Exercise requirements:
Copy the records below without altering a single word.

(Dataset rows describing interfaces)

───

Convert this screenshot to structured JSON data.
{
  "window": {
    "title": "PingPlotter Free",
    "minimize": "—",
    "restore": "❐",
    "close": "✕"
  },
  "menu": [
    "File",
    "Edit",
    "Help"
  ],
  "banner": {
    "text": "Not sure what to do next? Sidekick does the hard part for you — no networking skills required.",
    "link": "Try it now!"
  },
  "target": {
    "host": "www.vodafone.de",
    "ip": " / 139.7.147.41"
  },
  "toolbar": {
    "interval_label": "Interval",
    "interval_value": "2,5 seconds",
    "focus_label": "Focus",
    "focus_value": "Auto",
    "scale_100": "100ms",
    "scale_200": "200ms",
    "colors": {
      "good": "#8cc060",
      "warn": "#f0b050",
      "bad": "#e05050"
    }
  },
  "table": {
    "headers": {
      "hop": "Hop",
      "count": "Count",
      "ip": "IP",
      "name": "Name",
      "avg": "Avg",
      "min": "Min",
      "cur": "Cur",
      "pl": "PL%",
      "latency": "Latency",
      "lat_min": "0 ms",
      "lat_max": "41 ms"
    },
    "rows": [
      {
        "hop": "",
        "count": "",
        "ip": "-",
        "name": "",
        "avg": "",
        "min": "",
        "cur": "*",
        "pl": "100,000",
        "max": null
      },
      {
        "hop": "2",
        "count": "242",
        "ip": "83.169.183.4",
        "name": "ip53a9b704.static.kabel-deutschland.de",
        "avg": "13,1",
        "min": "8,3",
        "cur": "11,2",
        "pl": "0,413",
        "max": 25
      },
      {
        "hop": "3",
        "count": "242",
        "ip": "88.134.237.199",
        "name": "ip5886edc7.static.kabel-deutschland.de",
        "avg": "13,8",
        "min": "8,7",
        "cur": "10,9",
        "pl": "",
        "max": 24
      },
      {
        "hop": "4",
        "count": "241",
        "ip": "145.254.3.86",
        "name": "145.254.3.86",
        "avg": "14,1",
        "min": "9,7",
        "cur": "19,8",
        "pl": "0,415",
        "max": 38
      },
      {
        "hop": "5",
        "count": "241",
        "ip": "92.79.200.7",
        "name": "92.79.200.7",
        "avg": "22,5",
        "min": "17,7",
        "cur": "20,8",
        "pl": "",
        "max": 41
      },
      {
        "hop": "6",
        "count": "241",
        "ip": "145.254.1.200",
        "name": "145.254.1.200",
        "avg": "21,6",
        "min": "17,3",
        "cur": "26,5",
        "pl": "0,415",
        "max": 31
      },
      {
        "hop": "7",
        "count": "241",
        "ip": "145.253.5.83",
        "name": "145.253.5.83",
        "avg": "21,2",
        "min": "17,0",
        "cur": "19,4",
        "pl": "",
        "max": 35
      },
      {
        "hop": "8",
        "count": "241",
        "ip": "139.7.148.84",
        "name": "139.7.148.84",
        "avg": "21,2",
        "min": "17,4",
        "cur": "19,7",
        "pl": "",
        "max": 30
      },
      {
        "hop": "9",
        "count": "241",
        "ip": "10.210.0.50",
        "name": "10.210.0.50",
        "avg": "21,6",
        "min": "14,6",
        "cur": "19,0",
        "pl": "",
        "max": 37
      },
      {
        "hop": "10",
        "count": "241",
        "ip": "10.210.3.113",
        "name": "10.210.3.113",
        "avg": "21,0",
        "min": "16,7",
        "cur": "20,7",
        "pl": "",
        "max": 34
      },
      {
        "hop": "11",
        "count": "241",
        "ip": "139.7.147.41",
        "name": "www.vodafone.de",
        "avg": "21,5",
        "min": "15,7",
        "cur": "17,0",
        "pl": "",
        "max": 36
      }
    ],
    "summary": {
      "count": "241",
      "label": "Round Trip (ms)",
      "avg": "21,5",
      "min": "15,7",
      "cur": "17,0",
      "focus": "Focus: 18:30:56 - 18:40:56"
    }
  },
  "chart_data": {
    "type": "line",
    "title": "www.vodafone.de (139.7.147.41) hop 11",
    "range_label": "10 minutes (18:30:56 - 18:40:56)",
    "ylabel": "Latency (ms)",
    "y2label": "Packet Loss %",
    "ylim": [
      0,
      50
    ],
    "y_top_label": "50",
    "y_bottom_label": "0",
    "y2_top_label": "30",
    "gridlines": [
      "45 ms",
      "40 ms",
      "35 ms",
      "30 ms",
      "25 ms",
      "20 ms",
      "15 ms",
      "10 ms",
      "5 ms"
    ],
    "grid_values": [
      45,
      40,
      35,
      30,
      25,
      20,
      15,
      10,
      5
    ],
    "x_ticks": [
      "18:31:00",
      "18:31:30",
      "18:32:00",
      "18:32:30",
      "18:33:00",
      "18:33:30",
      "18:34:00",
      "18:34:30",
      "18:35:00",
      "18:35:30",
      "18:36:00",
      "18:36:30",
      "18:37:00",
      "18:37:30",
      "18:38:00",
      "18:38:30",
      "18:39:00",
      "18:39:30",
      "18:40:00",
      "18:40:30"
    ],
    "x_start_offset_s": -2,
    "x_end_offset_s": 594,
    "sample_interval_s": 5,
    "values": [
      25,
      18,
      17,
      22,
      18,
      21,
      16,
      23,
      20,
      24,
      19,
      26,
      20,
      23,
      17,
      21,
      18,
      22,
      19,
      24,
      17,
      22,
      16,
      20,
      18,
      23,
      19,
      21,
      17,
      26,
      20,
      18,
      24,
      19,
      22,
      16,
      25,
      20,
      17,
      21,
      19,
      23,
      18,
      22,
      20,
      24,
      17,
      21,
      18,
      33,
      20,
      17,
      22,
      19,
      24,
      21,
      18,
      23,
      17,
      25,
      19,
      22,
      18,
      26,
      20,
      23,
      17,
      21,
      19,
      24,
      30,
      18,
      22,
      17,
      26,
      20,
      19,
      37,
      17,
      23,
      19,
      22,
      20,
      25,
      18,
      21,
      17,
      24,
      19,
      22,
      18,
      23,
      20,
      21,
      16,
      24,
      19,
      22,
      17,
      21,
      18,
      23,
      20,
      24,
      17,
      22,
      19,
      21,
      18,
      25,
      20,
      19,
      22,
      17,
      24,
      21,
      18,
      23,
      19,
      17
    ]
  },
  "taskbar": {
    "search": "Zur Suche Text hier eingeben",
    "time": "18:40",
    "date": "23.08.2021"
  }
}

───

Solved problem:
Convert this screenshot to structured JSON data.
{
  "window": {
    "title": "PingPlotter Free",
    "minimize": "—",
    "restore": "❐",
    "close": "✕"
  },
  "menu": [
    "File",
    "Edit",
    "Help"
  ],
  "banner": {
    "text": "Not sure what to do next? Sidekick does the hard part for you — no networking skills required.",
    "link": "Try it now!"
  },
  "target": {
    "host": "www.vodafone.de",
    "ip": " / 139.7.147.41"
  },
  "toolbar": {
    "interval_label": "Interval",
    "interval_value": "2,5 seconds",
    "focus_label": "Focus",
    "focus_value": "Auto",
    "scale_100": "100ms",
    "scale_200": "200ms",
    "colors": {
      "good": "#8cc060",
      "warn": "#f0b050",
      "bad": "#e05050"
    }
  },
  "table": {
    "headers": {
      "hop": "Hop",
      "count": "Count",
      "ip": "IP",
      "name": "Name",
      "avg": "Avg",
      "min": "Min",
      "cur": "Cur",
      "pl": "PL%",
      "latency": "Latency",
      "lat_min": "0 ms",
      "lat_max": "41 ms"
    },
    "rows": [
      {
        "hop": "",
        "count": "",
        "ip": "-",
        "name": "",
        "avg": "",
        "min": "",
        "cur": "*",
        "pl": "100,000",
        "max": null
      },
      {
        "hop": "2",
        "count": "242",
        "ip": "83.169.183.4",
        "name": "ip53a9b704.static.kabel-deutschland.de",
        "avg": "13,1",
        "min": "8,3",
        "cur": "11,2",
        "pl": "0,413",
        "max": 25
      },
      {
        "hop": "3",
        "count": "242",
        "ip": "88.134.237.199",
        "name": "ip5886edc7.static.kabel-deutschland.de",
        "avg": "13,8",
        "min": "8,7",
        "cur": "10,9",
        "pl": "",
        "max": 24
      },
      {
        "hop": "4",
        "count": "241",
        "ip": "145.254.3.86",
        "name": "145.254.3.86",
        "avg": "14,1",
        "min": "9,7",
        "cur": "19,8",
        "pl": "0,415",
        "max": 38
      },
      {
        "hop": "5",
        "count": "241",
        "ip": "92.79.200.7",
        "name": "92.79.200.7",
        "avg": "22,5",
        "min": "17,7",
        "cur": "20,8",
        "pl": "",
        "max": 41
      },
      {
        "hop": "6",
        "count": "241",
        "ip": "145.254.1.200",
        "name": "145.254.1.200",
        "avg": "21,6",
        "min": "17,3",
        "cur": "26,5",
        "pl": "0,415",
        "max": 31
      },
      {
        "hop": "7",
        "count": "241",
        "ip": "145.253.5.83",
        "name": "145.253.5.83",
        "avg": "21,2",
        "min": "17,0",
        "cur": "19,4",
        "pl": "",
        "max": 35
      },
      {
        "hop": "8",
        "count": "241",
        "ip": "139.7.148.84",
        "name": "139.7.148.84",
        "avg": "21,2",
        "min": "17,4",
        "cur": "19,7",
        "pl": "",
        "max": 30
      },
      {
        "hop": "9",
        "count": "241",
        "ip": "10.210.0.50",
        "name": "10.210.0.50",
        "avg": "21,6",
        "min": "14,6",
        "cur": "19,0",
        "pl": "",
        "max": 37
      },
      {
        "hop": "10",
        "count": "241",
        "ip": "10.210.3.113",
        "name": "10.210.3.113",
        "avg": "21,0",
        "min": "16,7",
        "cur": "20,7",
        "pl": "",
        "max": 34
      },
      {
        "hop": "11",
        "count": "241",
        "ip": "139.7.147.41",
        "name": "www.vodafone.de",
        "avg": "21,5",
        "min": "15,7",
        "cur": "17,0",
        "pl": "",
        "max": 36
      }
    ],
    "summary": {
      "count": "241",
      "label": "Round Trip (ms)",
      "avg": "21,5",
      "min": "15,7",
      "cur": "17,0",
      "focus": "Focus: 18:30:56 - 18:40:56"
    }
  },
  "chart_data": {
    "type": "line",
    "title": "www.vodafone.de (139.7.147.41) hop 11",
    "range_label": "10 minutes (18:30:56 - 18:40:56)",
    "ylabel": "Latency (ms)",
    "y2label": "Packet Loss %",
    "ylim": [
      0,
      50
    ],
    "y_top_label": "50",
    "y_bottom_label": "0",
    "y2_top_label": "30",
    "gridlines": [
      "45 ms",
      "40 ms",
      "35 ms",
      "30 ms",
      "25 ms",
      "20 ms",
      "15 ms",
      "10 ms",
      "5 ms"
    ],
    "grid_values": [
      45,
      40,
      35,
      30,
      25,
      20,
      15,
      10,
      5
    ],
    "x_ticks": [
      "18:31:00",
      "18:31:30",
      "18:32:00",
      "18:32:30",
      "18:33:00",
      "18:33:30",
      "18:34:00",
      "18:34:30",
      "18:35:00",
      "18:35:30",
      "18:36:00",
      "18:36:30",
      "18:37:00",
      "18:37:30",
      "18:38:00",
      "18:38:30",
      "18:39:00",
      "18:39:30",
      "18:40:00",
      "18:40:30"
    ],
    "x_start_offset_s": -2,
    "x_end_offset_s": 594,
    "sample_interval_s": 5,
    "values": [
      25,
      18,
      17,
      22,
      18,
      21,
      16,
      23,
      20,
      24,
      19,
      26,
      20,
      23,
      17,
      21,
      18,
      22,
      19,
      24,
      17,
      22,
      16,
      20,
      18,
      23,
      19,
      21,
      17,
      26,
      20,
      18,
      24,
      19,
      22,
      16,
      25,
      20,
      17,
      21,
      19,
      23,
      18,
      22,
      20,
      24,
      17,
      21,
      18,
      33,
      20,
      17,
      22,
      19,
      24,
      21,
      18,
      23,
      17,
      25,
      19,
      22,
      18,
      26,
      20,
      23,
      17,
      21,
      19,
      24,
      30,
      18,
      22,
      17,
      26,
      20,
      19,
      37,
      17,
      23,
      19,
      22,
      20,
      25,
      18,
      21,
      17,
      24,
      19,
      22,
      18,
      23,
      20,
      21,
      16,
      24,
      19,
      22,
      17,
      21,
      18,
      23,
      20,
      24,
      17,
      22,
      19,
      21,
      18,
      25,
      20,
      19,
      22,
      17,
      24,
      21,
      18,
      23,
      19,
      17
    ]
  },
  "taskbar": {
    "search": "Zur Suche Text hier eingeben",
    "time": "18:40",
    "date": "23.08.2021"
  }
}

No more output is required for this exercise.